Congressional Republicans have introduced a flurry of anti-abortion bills on Friday as crowds of rally-goers gathered for the 50th March for Life—the first rally since the Supreme Court overturned Roe v. Wade—in Washington D.C.

GOP lawmakers introduced three new bills seeking to limit access to abortion in both the House and the Senate on Friday. One targets the use of telehealth for abortion pills, the second prevents the abortion of babies with Down syndrome, and the third is aimed at higher education institutions that provide abortion services to students. The first two bills would establish criminal penalties for abortion providers.

In the wake of last summer’s Dobbs decision, Republicans across the nation have rushed to pass legislation that would limit access to abortion services, while Democrats have scrambled to codify the right to an abortion.

Friday would have marked the 50th anniversary of the landmark ruling in Roe had SCOTUS’ conservative majority not ended the federal constitutional right to abortion last year.

Although those rights were rolled back, anti-abortion advocates continued to descend onto the nation’s capital this year to look ahead to the “next steps” of the movement. The theme of this year’s rally is “Next Steps: Marching Forward into a Post-Roe America.”

Anti-Abortion Bills March Roe
People attend the 50th annual March for Life rally on the National Mall on January 20, 2023, in Washington, D.C. Top left: Senator Steve Daines on Capitol Hill on March 3, 2022, in Washington, D.C. Bottom right: Representative Bob Good delivers remarks at the U.S. Capitol Building on January 05, 2023, in Washington, D.C. GOP lawmakers introduced three new bills seeking to limit access to abortion in both the House and the Senate on Friday.
Chip Somodevilla/Tom Williams/Anna Moneymaker/Getty Images

“Abortion is always wrong under any circumstance but allowing women to have chemical abortions alone without ever being physically examined is outright dangerous,” Representative Bob Good, who introduced the Teleabortion Prevention Act aimed at restricting prescriptions for abortion pills, tweeted on Friday.

The bill, which was co-sponsored by 25 of Good’s Republican colleagues, would require those seeking an abortion pill to undergo a physical examination, take the pill at the clinic and attend a follow-up visit.

A provider who does not comply with the requirements would face a fine and/or a prison term of up to two years, but patients would not be prosecuted. It provides exceptions where the mother’s life is endangered by a physical disorder, illness, injury or condition.

According to a 2020 analysis from the Guttmacher Institute, the abortion pill accounts for more than half (53 percent) of all abortions in the U.S. In 2017, the pill had only accounted for 37 percent of total abortions.

Republican-led anti-abortion bills have received pushback from Democrats and even some GOP legislators, who are warning their colleagues that their legislation falls out of line from what the American people, namely GOP voters, want.

In an appearance on MSNBC earlier this month, Republican congresswoman Nancy Mace said, “If we’re going to get serious about saving lives… we have to have legislation that will pass a Democrat-controlled Senate and a Republican-controlled House,” like providing access to birth control.

“We’re racing to the fringes,” Mace said. “I have a colleague in the House right now that wants to bring a bill to the floor that bans all abortions with no exceptions.
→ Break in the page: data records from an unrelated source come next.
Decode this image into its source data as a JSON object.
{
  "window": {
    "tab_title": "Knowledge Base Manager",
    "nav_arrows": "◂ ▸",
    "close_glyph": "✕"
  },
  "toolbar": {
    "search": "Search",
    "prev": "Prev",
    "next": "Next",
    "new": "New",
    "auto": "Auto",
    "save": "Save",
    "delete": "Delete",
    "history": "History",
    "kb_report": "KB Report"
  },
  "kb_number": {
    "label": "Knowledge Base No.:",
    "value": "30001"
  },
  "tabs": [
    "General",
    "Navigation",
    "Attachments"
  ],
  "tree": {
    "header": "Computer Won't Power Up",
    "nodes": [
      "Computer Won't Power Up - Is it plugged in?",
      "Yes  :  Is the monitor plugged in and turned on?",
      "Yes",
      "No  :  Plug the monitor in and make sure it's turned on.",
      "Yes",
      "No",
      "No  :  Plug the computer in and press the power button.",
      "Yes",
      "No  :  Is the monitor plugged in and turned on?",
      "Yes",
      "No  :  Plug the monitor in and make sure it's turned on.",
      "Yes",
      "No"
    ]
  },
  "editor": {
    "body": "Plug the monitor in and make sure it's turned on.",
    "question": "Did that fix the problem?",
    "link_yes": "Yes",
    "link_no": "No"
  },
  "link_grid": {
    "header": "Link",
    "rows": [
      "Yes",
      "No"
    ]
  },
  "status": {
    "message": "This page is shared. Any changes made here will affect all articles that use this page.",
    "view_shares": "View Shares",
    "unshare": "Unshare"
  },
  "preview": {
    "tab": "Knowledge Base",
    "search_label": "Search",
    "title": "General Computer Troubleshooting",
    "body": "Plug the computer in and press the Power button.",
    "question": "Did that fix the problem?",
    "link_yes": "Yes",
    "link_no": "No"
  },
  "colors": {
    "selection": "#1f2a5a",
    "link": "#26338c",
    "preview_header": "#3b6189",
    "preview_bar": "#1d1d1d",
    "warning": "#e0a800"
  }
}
What are we doing here? That’s not where 90% of the country is. Especially Republicans.”

On Friday, Senator Steve Daines and Representative Chip Roy also introduced the Protecting Life on College Campus Act and the Protecting Individuals with Down Syndrome Act in their respective chambers.
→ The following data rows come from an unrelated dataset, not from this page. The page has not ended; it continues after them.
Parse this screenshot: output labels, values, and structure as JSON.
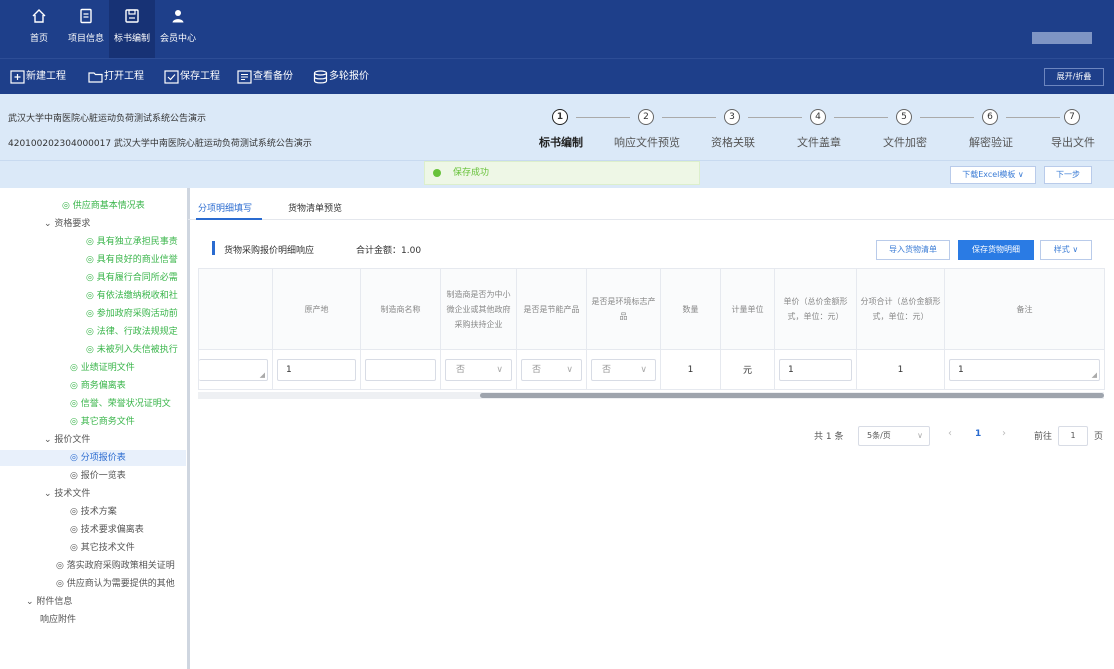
{
  "colors": {
    "nav_bg": "#1e3f8a",
    "accent": "#2a7be4",
    "success": "#67c23a",
    "tree_green": "#39b54a"
  },
  "nav": {
    "items": [
      {
        "label": "首页",
        "icon": "home-icon"
      },
      {
        "label": "项目信息",
        "icon": "document-icon"
      },
      {
        "label": "标书编制",
        "icon": "save-disk-icon",
        "active": true
      },
      {
        "label": "会员中心",
        "icon": "user-icon"
      }
    ]
  },
  "toolbar": {
    "new": "新建工程",
    "open": "打开工程",
    "save": "保存工程",
    "backup": "查看备份",
    "multi_quote": "多轮报价",
    "expand": "展开/折叠"
  },
  "project": {
    "title": "武汉大学中南医院心脏运动负荷测试系统公告演示",
    "subtitle": "420100202304000017 武汉大学中南医院心脏运动负荷测试系统公告演示"
  },
  "steps": [
    {
      "num": "1",
      "label": "标书编制",
      "active": true
    },
    {
      "num": "2",
      "label": "响应文件预览"
    },
    {
      "num": "3",
      "label": "资格关联"
    },
    {
      "num": "4",
      "label": "文件盖章"
    },
    {
      "num": "5",
      "label": "文件加密"
    },
    {
      "num": "6",
      "label": "解密验证"
    },
    {
      "num": "7",
      "label": "导出文件"
    }
  ],
  "actions": {
    "toast": "保存成功",
    "download_template": "下载Excel模板 ∨",
    "next": "下一步"
  },
  "sidebar": {
    "items": [
      "◎ 供应商基本情况表",
      "⌄ 资格要求",
      "◎ 具有独立承担民事责",
      "◎ 具有良好的商业信誉",
      "◎ 具有履行合同所必需",
      "◎ 有依法缴纳税收和社",
      "◎ 参加政府采购活动前",
      "◎ 法律、行政法规规定",
      "◎ 未被列入失信被执行",
      "◎ 业绩证明文件",
      "◎ 商务偏离表",
      "◎ 信誉、荣誉状况证明文",
      "◎ 其它商务文件",
      "⌄ 报价文件",
      "◎ 分项报价表",
      "◎ 报价一览表",
      "⌄ 技术文件",
      "◎ 技术方案",
      "◎ 技术要求偏离表",
      "◎ 其它技术文件",
      "◎ 落实政府采购政策相关证明",
      "◎ 供应商认为需要提供的其他",
      "⌄ 附件信息",
      "响应附件"
    ]
  },
  "tabs": {
    "fill": "分项明细填写",
    "preview": "货物清单预览"
  },
  "section": {
    "title": "货物采购报价明细响应",
    "total": "合计金额：1.00",
    "import_btn": "导入货物清单",
    "save_btn": "保存货物明细",
    "style_btn": "样式 ∨"
  },
  "table": {
    "headers": [
      "",
      "原产地",
      "制造商名称",
      "制造商是否为中小微企业或其他政府采购扶持企业",
      "是否是节能产品",
      "是否是环境标志产品",
      "数量",
      "计量单位",
      "单价（总价金额形式，单位：元）",
      "分项合计（总价金额形式，单位：元）",
      "备注"
    ],
    "row": {
      "origin": "1",
      "manufacturer": "",
      "sme": "否",
      "energy": "否",
      "env": "否",
      "qty": "1",
      "unit": "元",
      "price": "1",
      "subtotal": "1",
      "remark": "1"
    }
  },
  "pager": {
    "total": "共 1 条",
    "size": "5条/页",
    "page": "1",
    "goto_label": "前往",
    "goto_value": "1",
    "page_suffix": "页"
  }
}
The first piece of legislation would prohibit higher education institutions that host or are affiliated with abortion clinics aimed at students or university employees from receiving federal funds.

“A college dorm room is no place to have a do-it-yourself abortion, and the American taxpayer should not be paying for the destruction of innocent human life on our college campuses,” Roy told The Daily Signal.

The Brookings Institute has warned that the rollback on abortion rights would create several new challenges for colleges and universities, including the services provided on campus.

While there is little data on student abortions, the institute estimated that based on demographically-adjusted abortion rates, there are roughly 300 to 500 students at California’s public universities who have abortions via the pill per month. That projection is even higher among community college students, whose rate is between 800 to 1,000 a month.

“Every life is created with God-given dignity and potential—no matter how small or how many chromosomes they may have,” Daines tweeted. “I’ll always fight to protect young moms and their unborn children from the violence of abortion.”

The Protecting Individuals with Down Syndrome Act would make it illegal for a doctor to knowingly perform an abortion that is being sought because a baby may have Down syndrome, which results from a chromosomal irregularity, and prohibits anyone from forcing the mother of such a baby from having an abortion because of the genetic disorder.

A person who violates the law would be subject to a fine and/or imprisonment of up to five years, but the mother would not be prosecuted.

While there are no official figures on how many abortions have been made based on a prenatal diagnosis of Down syndrome, a 2012 medical study estimates the rate to be 67 percent. About one in every 700 babies in the U.S. are born with the condition, according to the National Down Syndrome Society.